## TASK DESCRIPTION
Select, from the data, each line where "Startmenü" occurs.

[Excerpts from an interface dataset]

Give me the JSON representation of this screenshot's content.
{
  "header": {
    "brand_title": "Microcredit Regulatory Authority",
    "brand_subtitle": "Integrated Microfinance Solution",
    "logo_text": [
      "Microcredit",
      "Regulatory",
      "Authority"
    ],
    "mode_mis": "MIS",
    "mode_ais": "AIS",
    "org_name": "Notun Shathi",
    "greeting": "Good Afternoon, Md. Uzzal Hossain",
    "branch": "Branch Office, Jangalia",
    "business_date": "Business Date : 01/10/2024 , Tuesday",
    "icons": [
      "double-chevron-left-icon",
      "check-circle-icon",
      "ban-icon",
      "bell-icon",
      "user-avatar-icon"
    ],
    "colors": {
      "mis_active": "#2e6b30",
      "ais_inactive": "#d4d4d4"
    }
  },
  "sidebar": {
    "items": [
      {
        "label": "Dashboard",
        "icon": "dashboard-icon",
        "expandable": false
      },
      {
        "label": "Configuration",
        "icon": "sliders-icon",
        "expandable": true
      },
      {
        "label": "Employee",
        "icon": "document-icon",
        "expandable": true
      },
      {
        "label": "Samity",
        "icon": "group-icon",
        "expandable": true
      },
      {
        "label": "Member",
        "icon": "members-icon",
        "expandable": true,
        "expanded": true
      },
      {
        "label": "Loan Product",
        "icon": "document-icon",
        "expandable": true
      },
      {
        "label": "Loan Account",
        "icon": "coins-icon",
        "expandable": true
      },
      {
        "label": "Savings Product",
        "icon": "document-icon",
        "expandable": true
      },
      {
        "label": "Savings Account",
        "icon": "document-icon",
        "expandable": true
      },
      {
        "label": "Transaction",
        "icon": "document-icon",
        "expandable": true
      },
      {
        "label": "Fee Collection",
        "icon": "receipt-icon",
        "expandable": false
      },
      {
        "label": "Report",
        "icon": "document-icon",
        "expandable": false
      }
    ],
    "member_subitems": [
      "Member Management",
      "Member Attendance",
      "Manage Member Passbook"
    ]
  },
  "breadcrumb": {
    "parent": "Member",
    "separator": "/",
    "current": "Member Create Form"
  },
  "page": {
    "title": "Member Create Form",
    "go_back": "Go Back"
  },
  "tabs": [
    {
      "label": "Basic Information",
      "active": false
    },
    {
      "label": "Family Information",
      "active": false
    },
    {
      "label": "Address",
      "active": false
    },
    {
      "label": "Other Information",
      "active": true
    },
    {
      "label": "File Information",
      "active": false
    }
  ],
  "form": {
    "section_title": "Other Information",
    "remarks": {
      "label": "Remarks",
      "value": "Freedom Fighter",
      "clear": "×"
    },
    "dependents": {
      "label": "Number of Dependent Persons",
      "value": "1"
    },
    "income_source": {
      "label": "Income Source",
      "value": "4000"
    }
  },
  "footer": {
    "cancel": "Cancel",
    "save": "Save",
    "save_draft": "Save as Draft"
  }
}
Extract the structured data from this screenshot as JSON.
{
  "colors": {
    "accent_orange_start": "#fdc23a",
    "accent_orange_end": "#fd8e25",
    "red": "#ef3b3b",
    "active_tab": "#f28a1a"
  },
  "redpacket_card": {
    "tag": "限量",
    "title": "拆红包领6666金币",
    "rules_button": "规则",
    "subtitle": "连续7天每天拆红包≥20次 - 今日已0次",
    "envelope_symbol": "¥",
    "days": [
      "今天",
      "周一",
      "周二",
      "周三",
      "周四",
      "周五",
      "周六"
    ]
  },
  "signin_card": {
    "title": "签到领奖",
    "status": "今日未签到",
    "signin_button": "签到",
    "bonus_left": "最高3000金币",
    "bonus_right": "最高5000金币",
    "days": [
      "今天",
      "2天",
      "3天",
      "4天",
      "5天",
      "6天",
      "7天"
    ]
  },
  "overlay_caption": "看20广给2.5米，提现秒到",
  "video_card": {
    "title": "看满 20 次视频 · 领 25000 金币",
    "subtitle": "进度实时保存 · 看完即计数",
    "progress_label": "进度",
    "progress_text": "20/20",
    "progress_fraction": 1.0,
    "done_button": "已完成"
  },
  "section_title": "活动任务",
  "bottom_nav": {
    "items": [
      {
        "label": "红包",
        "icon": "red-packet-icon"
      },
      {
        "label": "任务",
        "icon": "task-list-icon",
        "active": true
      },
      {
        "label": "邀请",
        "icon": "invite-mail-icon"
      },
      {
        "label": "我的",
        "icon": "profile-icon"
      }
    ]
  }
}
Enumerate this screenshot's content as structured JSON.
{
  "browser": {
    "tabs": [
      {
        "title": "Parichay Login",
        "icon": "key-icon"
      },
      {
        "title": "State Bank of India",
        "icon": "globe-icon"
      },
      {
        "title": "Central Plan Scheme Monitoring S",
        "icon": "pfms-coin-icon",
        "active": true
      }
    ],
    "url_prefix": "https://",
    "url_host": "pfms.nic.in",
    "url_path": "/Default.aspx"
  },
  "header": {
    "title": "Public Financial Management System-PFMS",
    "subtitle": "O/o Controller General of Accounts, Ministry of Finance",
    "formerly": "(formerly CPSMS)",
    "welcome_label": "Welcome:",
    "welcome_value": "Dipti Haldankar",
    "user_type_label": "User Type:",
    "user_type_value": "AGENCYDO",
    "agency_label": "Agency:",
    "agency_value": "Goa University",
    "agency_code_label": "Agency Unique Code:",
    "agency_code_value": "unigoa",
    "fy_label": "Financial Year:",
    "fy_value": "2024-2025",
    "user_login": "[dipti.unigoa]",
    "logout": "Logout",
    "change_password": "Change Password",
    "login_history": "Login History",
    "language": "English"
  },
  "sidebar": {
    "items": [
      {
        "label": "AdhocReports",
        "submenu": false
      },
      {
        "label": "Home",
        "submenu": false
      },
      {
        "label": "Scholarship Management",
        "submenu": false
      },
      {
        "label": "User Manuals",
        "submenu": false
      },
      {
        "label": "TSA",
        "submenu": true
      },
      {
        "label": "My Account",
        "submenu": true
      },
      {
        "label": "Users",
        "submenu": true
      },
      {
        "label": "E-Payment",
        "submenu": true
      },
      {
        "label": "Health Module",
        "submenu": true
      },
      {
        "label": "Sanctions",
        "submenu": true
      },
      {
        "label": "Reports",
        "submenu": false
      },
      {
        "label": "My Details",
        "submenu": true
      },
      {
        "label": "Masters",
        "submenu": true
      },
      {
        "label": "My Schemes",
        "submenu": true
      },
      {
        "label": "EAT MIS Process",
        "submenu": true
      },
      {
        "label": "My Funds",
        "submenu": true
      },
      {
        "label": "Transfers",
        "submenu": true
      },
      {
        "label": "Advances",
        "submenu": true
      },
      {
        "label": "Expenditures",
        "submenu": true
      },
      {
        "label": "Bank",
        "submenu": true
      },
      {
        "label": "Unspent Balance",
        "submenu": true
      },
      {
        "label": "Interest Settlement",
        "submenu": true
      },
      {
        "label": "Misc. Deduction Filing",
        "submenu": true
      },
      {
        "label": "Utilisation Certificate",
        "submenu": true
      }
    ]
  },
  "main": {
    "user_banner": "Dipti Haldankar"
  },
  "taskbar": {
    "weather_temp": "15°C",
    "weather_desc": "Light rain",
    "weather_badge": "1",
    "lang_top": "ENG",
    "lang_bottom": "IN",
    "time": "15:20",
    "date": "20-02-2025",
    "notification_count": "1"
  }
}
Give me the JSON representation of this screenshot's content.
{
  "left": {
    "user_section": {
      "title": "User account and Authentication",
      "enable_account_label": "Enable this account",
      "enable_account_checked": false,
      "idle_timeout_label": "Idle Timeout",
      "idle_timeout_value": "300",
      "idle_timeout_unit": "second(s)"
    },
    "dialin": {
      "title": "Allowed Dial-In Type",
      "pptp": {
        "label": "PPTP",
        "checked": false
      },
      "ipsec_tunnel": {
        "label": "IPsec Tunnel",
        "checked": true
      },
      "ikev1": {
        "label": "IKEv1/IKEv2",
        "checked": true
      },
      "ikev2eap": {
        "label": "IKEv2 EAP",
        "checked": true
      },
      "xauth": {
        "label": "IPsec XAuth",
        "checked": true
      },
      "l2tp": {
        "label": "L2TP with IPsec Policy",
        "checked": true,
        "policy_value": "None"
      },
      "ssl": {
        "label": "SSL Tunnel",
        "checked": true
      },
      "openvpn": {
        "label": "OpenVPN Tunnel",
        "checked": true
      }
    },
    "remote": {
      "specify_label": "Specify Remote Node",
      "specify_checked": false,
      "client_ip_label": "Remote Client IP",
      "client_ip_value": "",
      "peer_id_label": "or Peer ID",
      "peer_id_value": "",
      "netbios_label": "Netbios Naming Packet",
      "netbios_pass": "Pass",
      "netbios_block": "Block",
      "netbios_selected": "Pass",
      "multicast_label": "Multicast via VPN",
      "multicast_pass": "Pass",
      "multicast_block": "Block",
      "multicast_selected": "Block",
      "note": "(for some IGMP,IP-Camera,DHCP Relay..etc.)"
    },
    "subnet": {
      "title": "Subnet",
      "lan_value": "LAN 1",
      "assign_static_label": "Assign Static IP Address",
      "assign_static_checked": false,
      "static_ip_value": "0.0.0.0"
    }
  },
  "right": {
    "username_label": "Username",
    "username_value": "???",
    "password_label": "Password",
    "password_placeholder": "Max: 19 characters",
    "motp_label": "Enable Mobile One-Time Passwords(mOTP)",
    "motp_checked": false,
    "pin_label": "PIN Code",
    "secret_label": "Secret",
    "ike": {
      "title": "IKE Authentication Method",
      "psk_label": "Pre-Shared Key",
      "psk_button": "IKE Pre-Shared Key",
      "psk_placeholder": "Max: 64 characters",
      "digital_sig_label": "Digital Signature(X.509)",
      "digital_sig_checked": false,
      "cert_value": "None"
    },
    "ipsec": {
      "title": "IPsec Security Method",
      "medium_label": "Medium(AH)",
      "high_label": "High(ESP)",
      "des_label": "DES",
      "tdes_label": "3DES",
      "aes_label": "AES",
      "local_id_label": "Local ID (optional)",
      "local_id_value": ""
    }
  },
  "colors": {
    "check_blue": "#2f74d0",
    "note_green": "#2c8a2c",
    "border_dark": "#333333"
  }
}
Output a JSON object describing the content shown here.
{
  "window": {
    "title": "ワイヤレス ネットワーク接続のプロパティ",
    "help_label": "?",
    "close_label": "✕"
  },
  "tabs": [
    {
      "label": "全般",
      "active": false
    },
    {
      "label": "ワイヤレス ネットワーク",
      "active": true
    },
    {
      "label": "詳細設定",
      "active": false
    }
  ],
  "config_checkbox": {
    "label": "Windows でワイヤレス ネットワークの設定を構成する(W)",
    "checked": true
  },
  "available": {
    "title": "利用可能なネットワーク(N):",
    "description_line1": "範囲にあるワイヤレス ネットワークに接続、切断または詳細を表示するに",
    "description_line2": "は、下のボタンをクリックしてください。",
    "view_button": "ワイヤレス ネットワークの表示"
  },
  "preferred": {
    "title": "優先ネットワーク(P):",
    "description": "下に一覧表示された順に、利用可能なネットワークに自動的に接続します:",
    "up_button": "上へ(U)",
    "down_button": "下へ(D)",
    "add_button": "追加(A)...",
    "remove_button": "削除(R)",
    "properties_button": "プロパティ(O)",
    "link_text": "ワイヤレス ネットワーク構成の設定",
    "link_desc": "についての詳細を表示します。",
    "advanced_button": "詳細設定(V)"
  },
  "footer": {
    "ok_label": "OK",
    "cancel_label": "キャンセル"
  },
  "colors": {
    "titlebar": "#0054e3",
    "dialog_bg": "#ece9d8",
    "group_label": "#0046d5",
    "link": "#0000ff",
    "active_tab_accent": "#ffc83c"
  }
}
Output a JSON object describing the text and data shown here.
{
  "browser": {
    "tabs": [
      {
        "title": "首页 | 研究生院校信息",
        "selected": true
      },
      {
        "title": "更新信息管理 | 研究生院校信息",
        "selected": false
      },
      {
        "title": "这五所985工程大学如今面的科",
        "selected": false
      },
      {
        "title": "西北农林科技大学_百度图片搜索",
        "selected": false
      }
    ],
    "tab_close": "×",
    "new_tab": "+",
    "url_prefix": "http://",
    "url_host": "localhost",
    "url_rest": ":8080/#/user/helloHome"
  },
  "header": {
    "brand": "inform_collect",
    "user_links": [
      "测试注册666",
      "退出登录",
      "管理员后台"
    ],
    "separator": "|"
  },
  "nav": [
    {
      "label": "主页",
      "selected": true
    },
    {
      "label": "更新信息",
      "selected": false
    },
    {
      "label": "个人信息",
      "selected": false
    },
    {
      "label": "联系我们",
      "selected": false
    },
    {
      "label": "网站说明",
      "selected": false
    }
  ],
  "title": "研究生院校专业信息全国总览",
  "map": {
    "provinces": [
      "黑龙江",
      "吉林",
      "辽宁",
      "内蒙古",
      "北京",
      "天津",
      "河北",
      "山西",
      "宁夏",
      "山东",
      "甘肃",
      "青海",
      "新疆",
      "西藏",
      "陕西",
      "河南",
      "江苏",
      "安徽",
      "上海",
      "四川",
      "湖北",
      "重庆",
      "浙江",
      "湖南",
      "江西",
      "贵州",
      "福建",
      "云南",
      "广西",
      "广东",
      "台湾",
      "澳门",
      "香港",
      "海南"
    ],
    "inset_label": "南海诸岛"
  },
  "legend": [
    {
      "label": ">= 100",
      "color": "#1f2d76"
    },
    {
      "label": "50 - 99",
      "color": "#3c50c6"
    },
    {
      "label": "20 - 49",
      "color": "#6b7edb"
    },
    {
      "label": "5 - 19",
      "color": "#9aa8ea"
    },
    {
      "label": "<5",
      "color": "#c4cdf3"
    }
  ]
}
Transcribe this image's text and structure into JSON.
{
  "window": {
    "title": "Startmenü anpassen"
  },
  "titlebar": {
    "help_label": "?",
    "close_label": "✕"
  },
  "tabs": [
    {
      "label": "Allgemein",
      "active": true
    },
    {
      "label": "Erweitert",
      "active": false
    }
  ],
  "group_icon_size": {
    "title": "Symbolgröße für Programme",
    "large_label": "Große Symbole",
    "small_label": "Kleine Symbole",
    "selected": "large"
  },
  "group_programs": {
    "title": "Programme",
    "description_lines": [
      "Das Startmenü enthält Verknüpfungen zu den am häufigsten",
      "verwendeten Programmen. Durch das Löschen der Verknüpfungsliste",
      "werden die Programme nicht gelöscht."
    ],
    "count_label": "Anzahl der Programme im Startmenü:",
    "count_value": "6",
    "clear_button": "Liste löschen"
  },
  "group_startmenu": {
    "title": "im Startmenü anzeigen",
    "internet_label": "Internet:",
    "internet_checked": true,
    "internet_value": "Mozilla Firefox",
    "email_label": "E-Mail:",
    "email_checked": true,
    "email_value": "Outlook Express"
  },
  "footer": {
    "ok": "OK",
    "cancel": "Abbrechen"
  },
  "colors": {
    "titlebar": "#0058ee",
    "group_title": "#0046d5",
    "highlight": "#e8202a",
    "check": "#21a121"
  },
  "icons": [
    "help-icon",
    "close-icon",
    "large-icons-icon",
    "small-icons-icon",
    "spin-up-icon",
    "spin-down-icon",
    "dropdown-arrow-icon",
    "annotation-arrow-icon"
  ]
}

## COMPLETED EXERCISE
    "title": "Startmenü anpassen"
      "Das Startmenü enthält Verknüpfungen zu den am häufigsten",
    "count_label": "Anzahl der Programme im Startmenü:",
    "title": "im Startmenü anzeigen",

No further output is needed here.